**PROMPT**
All of the entries below should be printed exactly; the pictures are to be left out.

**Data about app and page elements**
• • • •
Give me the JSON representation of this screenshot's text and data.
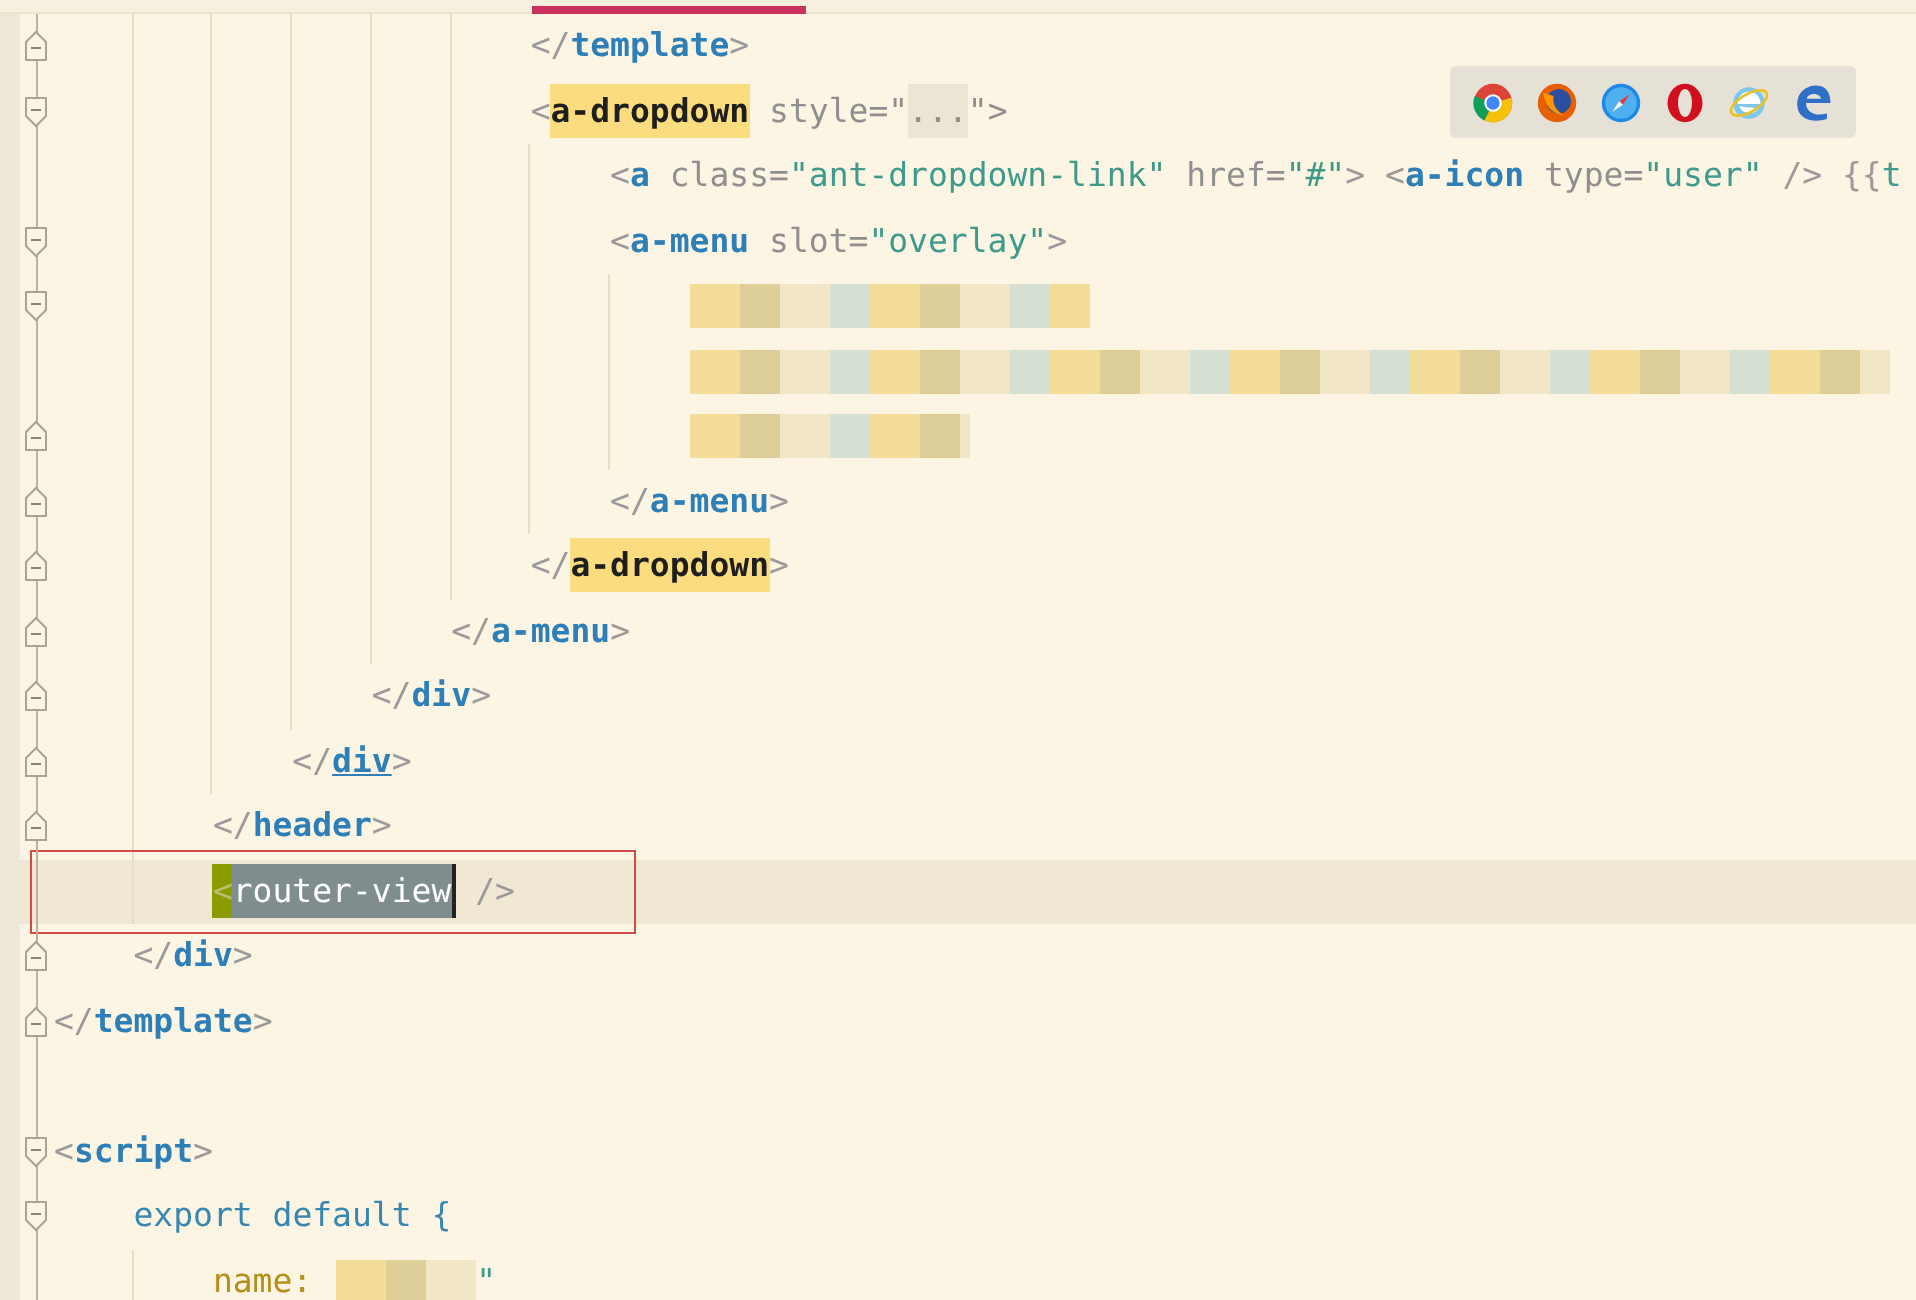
{
  "browser_bar": {
    "icons": [
      {
        "kind": "chrome"
      },
      {
        "kind": "firefox"
      },
      {
        "kind": "safari"
      },
      {
        "kind": "opera"
      },
      {
        "kind": "ie"
      },
      {
        "kind": "edge"
      }
    ]
  },
  "lines": [
    {
      "children": [
        {
          "children": [
            {
              "children": [
                {
                  "children": [
                    {
                      "children": [
                        {
                          "children": [
                            {
                              "kind": "code",
                              "fold_end": true,
                              "tokens": [
                                {
                                  "text": "</",
                                  "kind": "bracket"
                                },
                                {
                                  "text": "template",
                                  "kind": "tag"
                                },
                                {
                                  "text": ">",
                                  "kind": "bracket"
                                }
                              ]
                            },
                            {
                              "kind": "code",
                              "fold_start": true,
                              "tokens": [
                                {
                                  "text": "<",
                                  "kind": "bracket"
                                },
                                {
                                  "text": "a-dropdown",
                                  "kind": "tag",
                                  "highlighted": true
                                },
                                {
                                  "text": " style=\"",
                                  "kind": "attr"
                                },
                                {
                                  "text": "...",
                                  "kind": "folded"
                                },
                                {
                                  "text": "\">",
                                  "kind": "attr"
                                }
                              ],
                              "children": [
                                {
                                  "kind": "code",
                                  "tokens": [
                                    {
                                      "text": "<",
                                      "kind": "bracket"
                                    },
                                    {
                                      "text": "a",
                                      "kind": "tag"
                                    },
                                    {
                                      "text": " class=",
                                      "kind": "attr"
                                    },
                                    {
                                      "text": "\"ant-dropdown-link\"",
                                      "kind": "string"
                                    },
                                    {
                                      "text": " href=",
                                      "kind": "attr"
                                    },
                                    {
                                      "text": "\"#\"",
                                      "kind": "string"
                                    },
                                    {
                                      "text": "> <",
                                      "kind": "bracket"
                                    },
                                    {
                                      "text": "a-icon",
                                      "kind": "tag"
                                    },
                                    {
                                      "text": " type=",
                                      "kind": "attr"
                                    },
                                    {
                                      "text": "\"user\"",
                                      "kind": "string"
                                    },
                                    {
                                      "text": " /> {{",
                                      "kind": "bracket"
                                    },
                                    {
                                      "text": "t",
                                      "kind": "string"
                                    }
                                  ]
                                },
                                {
                                  "kind": "code",
                                  "fold_start": true,
                                  "tokens": [
                                    {
                                      "text": "<",
                                      "kind": "bracket"
                                    },
                                    {
                                      "text": "a-menu",
                                      "kind": "tag"
                                    },
                                    {
                                      "text": " slot=",
                                      "kind": "attr"
                                    },
                                    {
                                      "text": "\"overlay\"",
                                      "kind": "string"
                                    },
                                    {
                                      "text": ">",
                                      "kind": "bracket"
                                    }
                                  ],
                                  "children": [
                                    {
                                      "kind": "code",
                                      "fold_start": true,
                                      "tokens": [
                                        {
                                          "kind": "redacted"
                                        }
                                      ]
                                    },
                                    {
                                      "kind": "code",
                                      "tokens": [
                                        {
                                          "kind": "redacted"
                                        }
                                      ]
                                    },
                                    {
                                      "kind": "code",
                                      "fold_end": true,
                                      "tokens": [
                                        {
                                          "kind": "redacted"
                                        }
                                      ]
                                    }
                                  ]
                                },
                                {
                                  "kind": "code",
                                  "fold_end": true,
                                  "tokens": [
                                    {
                                      "text": "</",
                                      "kind": "bracket"
                                    },
                                    {
                                      "text": "a-menu",
                                      "kind": "tag"
                                    },
                                    {
                                      "text": ">",
                                      "kind": "bracket"
                                    }
                                  ]
                                }
                              ]
                            },
                            {
                              "kind": "code",
                              "fold_end": true,
                              "tokens": [
                                {
                                  "text": "</",
                                  "kind": "bracket"
                                },
                                {
                                  "text": "a-dropdown",
                                  "kind": "tag",
                                  "highlighted": true
                                },
                                {
                                  "text": ">",
                                  "kind": "bracket"
                                }
                              ]
                            }
                          ]
                        },
                        {
                          "kind": "code",
                          "fold_end": true,
                          "tokens": [
                            {
                              "text": "</",
                              "kind": "bracket"
                            },
                            {
                              "text": "a-menu",
                              "kind": "tag"
                            },
                            {
                              "text": ">",
                              "kind": "bracket"
                            }
                          ]
                        }
                      ]
                    },
                    {
                      "kind": "code",
                      "fold_end": true,
                      "tokens": [
                        {
                          "text": "</",
                          "kind": "bracket"
                        },
                        {
                          "text": "div",
                          "kind": "tag"
                        },
                        {
                          "text": ">",
                          "kind": "bracket"
                        }
                      ]
                    }
                  ]
                },
                {
                  "kind": "code",
                  "fold_end": true,
                  "tokens": [
                    {
                      "text": "</",
                      "kind": "bracket"
                    },
                    {
                      "text": "div",
                      "kind": "tag",
                      "underlined": true
                    },
                    {
                      "text": ">",
                      "kind": "bracket"
                    }
                  ]
                }
              ]
            },
            {
              "kind": "code",
              "fold_end": true,
              "tokens": [
                {
                  "text": "</",
                  "kind": "bracket"
                },
                {
                  "text": "header",
                  "kind": "tag"
                },
                {
                  "text": ">",
                  "kind": "bracket"
                }
              ]
            },
            {
              "kind": "code",
              "current": true,
              "boxed": true,
              "tokens": [
                {
                  "text": "<",
                  "kind": "bracket",
                  "matched": true
                },
                {
                  "text": "router-view",
                  "kind": "tag",
                  "selected": true
                },
                {
                  "text": " />",
                  "kind": "bracket"
                }
              ]
            }
          ]
        },
        {
          "kind": "code",
          "fold_end": true,
          "tokens": [
            {
              "text": "</",
              "kind": "bracket"
            },
            {
              "text": "div",
              "kind": "tag"
            },
            {
              "text": ">",
              "kind": "bracket"
            }
          ]
        }
      ]
    },
    {
      "kind": "code",
      "fold_end": true,
      "tokens": [
        {
          "text": "</",
          "kind": "bracket"
        },
        {
          "text": "template",
          "kind": "tag"
        },
        {
          "text": ">",
          "kind": "bracket"
        }
      ]
    },
    {
      "kind": "blank"
    },
    {
      "kind": "code",
      "fold_start": true,
      "tokens": [
        {
          "text": "<",
          "kind": "bracket"
        },
        {
          "text": "script",
          "kind": "tag"
        },
        {
          "text": ">",
          "kind": "bracket"
        }
      ],
      "children": [
        {
          "kind": "code",
          "fold_start": true,
          "tokens": [
            {
              "text": "export default {",
              "kind": "keyword"
            }
          ],
          "children": [
            {
              "kind": "code",
              "tokens": [
                {
                  "text": "name:",
                  "kind": "property"
                },
                {
                  "kind": "redacted"
                },
                {
                  "text": "\"",
                  "kind": "string"
                }
              ]
            }
          ]
        }
      ]
    }
  ]
}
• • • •
**SOLUTION FOR THIS PROBLEM**
Give me the JSON representation of this screenshot's text and data.
{
  "browser_bar": {
    "icons": [
      {
        "kind": "chrome"
      },
      {
        "kind": "firefox"
      },
      {
        "kind": "safari"
      },
      {
        "kind": "opera"
      },
      {
        "kind": "ie"
      },
      {
        "kind": "edge"
      }
    ]
  },
  "lines": [
    {
      "children": [
        {
          "children": [
            {
              "children": [
                {
                  "children": [
                    {
                      "children": [
                        {
                          "children": [
                            {
                              "kind": "code",
                              "fold_end": true,
                              "tokens": [
                                {
                                  "text": "</",
                                  "kind": "bracket"
                                },
                                {
                                  "text": "template",
                                  "kind": "tag"
                                },
                                {
                                  "text": ">",
                                  "kind": "bracket"
                                }
                              ]
                            },
                            {
                              "kind": "code",
                              "fold_start": true,
                              "tokens": [
                                {
                                  "text": "<",
                                  "kind": "bracket"
                                },
                                {
                                  "text": "a-dropdown",
                                  "kind": "tag",
                                  "highlighted": true
                                },
                                {
                                  "text": " style=\"",
                                  "kind": "attr"
                                },
                                {
                                  "text": "...",
                                  "kind": "folded"
                                },
                                {
                                  "text": "\">",
                                  "kind": "attr"
                                }
                              ],
                              "children": [
                                {
                                  "kind": "code",
                                  "tokens": [
                                    {
                                      "text": "<",
                                      "kind": "bracket"
                                    },
                                    {
                                      "text": "a",
                                      "kind": "tag"
                                    },
                                    {
                                      "text": " class=",
                                      "kind": "attr"
                                    },
                                    {
                                      "text": "\"ant-dropdown-link\"",
                                      "kind": "string"
                                    },
                                    {
                                      "text": " href=",
                                      "kind": "attr"
                                    },
                                    {
                                      "text": "\"#\"",
                                      "kind": "string"
                                    },
                                    {
                                      "text": "> <",
                                      "kind": "bracket"
                                    },
                                    {
                                      "text": "a-icon",
                                      "kind": "tag"
                                    },
                                    {
                                      "text": " type=",
                                      "kind": "attr"
                                    },
                                    {
                                      "text": "\"user\"",
                                      "kind": "string"
                                    },
                                    {
                                      "text": " /> {{",
                                      "kind": "bracket"
                                    },
                                    {
                                      "text": "t",
                                      "kind": "string"
                                    }
                                  ]
                                },
                                {
                                  "kind": "code",
                                  "fold_start": true,
                                  "tokens": [
                                    {
                                      "text": "<",
                                      "kind": "bracket"
                                    },
                                    {
                                      "text": "a-menu",
                                      "kind": "tag"
                                    },
                                    {
                                      "text": " slot=",
                                      "kind": "attr"
                                    },
                                    {
                                      "text": "\"overlay\"",
                                      "kind": "string"
                                    },
                                    {
                                      "text": ">",
                                      "kind": "bracket"
                                    }
                                  ],
                                  "children": [
                                    {
                                      "kind": "code",
                                      "fold_start": true,
                                      "tokens": [
                                        {
                                          "kind": "redacted"
                                        }
                                      ]
                                    },
                                    {
                                      "kind": "code",
                                      "tokens": [
                                        {
                                          "kind": "redacted"
                                        }
                                      ]
                                    },
                                    {
                                      "kind": "code",
                                      "fold_end": true,
                                      "tokens": [
                                        {
                                          "kind": "redacted"
                                        }
                                      ]
                                    }
                                  ]
                                },
                                {
                                  "kind": "code",
                                  "fold_end": true,
                                  "tokens": [
                                    {
                                      "text": "</",
                                      "kind": "bracket"
                                    },
                                    {
                                      "text": "a-menu",
                                      "kind": "tag"
                                    },
                                    {
                                      "text": ">",
                                      "kind": "bracket"
                                    }
                                  ]
                                }
                              ]
                            },
                            {
                              "kind": "code",
                              "fold_end": true,
                              "tokens": [
                                {
                                  "text": "</",
                                  "kind": "bracket"
                                },
                                {
                                  "text": "a-dropdown",
                                  "kind": "tag",
                                  "highlighted": true
                                },
                                {
                                  "text": ">",
                                  "kind": "bracket"
                                }
                              ]
                            }
                          ]
                        },
                        {
                          "kind": "code",
                          "fold_end": true,
                          "tokens": [
                            {
                              "text": "</",
                              "kind": "bracket"
                            },
                            {
                              "text": "a-menu",
                              "kind": "tag"
                            },
                            {
                              "text": ">",
                              "kind": "bracket"
                            }
                          ]
                        }
                      ]
                    },
                    {
                      "kind": "code",
                      "fold_end": true,
                      "tokens": [
                        {
                          "text": "</",
                          "kind": "bracket"
                        },
                        {
                          "text": "div",
                          "kind": "tag"
                        },
                        {
                          "text": ">",
                          "kind": "bracket"
                        }
                      ]
                    }
                  ]
                },
                {
                  "kind": "code",
                  "fold_end": true,
                  "tokens": [
                    {
                      "text": "</",
                      "kind": "bracket"
                    },
                    {
                      "text": "div",
                      "kind": "tag",
                      "underlined": true
                    },
                    {
                      "text": ">",
                      "kind": "bracket"
                    }
                  ]
                }
              ]
            },
            {
              "kind": "code",
              "fold_end": true,
              "tokens": [
                {
                  "text": "</",
                  "kind": "bracket"
                },
                {
                  "text": "header",
                  "kind": "tag"
                },
                {
                  "text": ">",
                  "kind": "bracket"
                }
              ]
            },
            {
              "kind": "code",
              "current": true,
              "boxed": true,
              "tokens": [
                {
                  "text": "<",
                  "kind": "bracket",
                  "matched": true
                },
                {
                  "text": "router-view",
                  "kind": "tag",
                  "selected": true
                },
                {
                  "text": " />",
                  "kind": "bracket"
                }
              ]
            }
          ]
        },
        {
          "kind": "code",
          "fold_end": true,
          "tokens": [
            {
              "text": "</",
              "kind": "bracket"
            },
            {
              "text": "div",
              "kind": "tag"
            },
            {
              "text": ">",
              "kind": "bracket"
            }
          ]
        }
      ]
    },
    {
      "kind": "code",
      "fold_end": true,
      "tokens": [
        {
          "text": "</",
          "kind": "bracket"
        },
        {
          "text": "template",
          "kind": "tag"
        },
        {
          "text": ">",
          "kind": "bracket"
        }
      ]
    },
    {
      "kind": "blank"
    },
    {
      "kind": "code",
      "fold_start": true,
      "tokens": [
        {
          "text": "<",
          "kind": "bracket"
        },
        {
          "text": "script",
          "kind": "tag"
        },
        {
          "text": ">",
          "kind": "bracket"
        }
      ],
      "children": [
        {
          "kind": "code",
          "fold_start": true,
          "tokens": [
            {
              "text": "export default {",
              "kind": "keyword"
            }
          ],
          "children": [
            {
              "kind": "code",
              "tokens": [
                {
                  "text": "name:",
                  "kind": "property"
                },
                {
                  "kind": "redacted"
                },
                {
                  "text": "\"",
                  "kind": "string"
                }
              ]
            }
          ]
        }
      ]
    }
  ]
}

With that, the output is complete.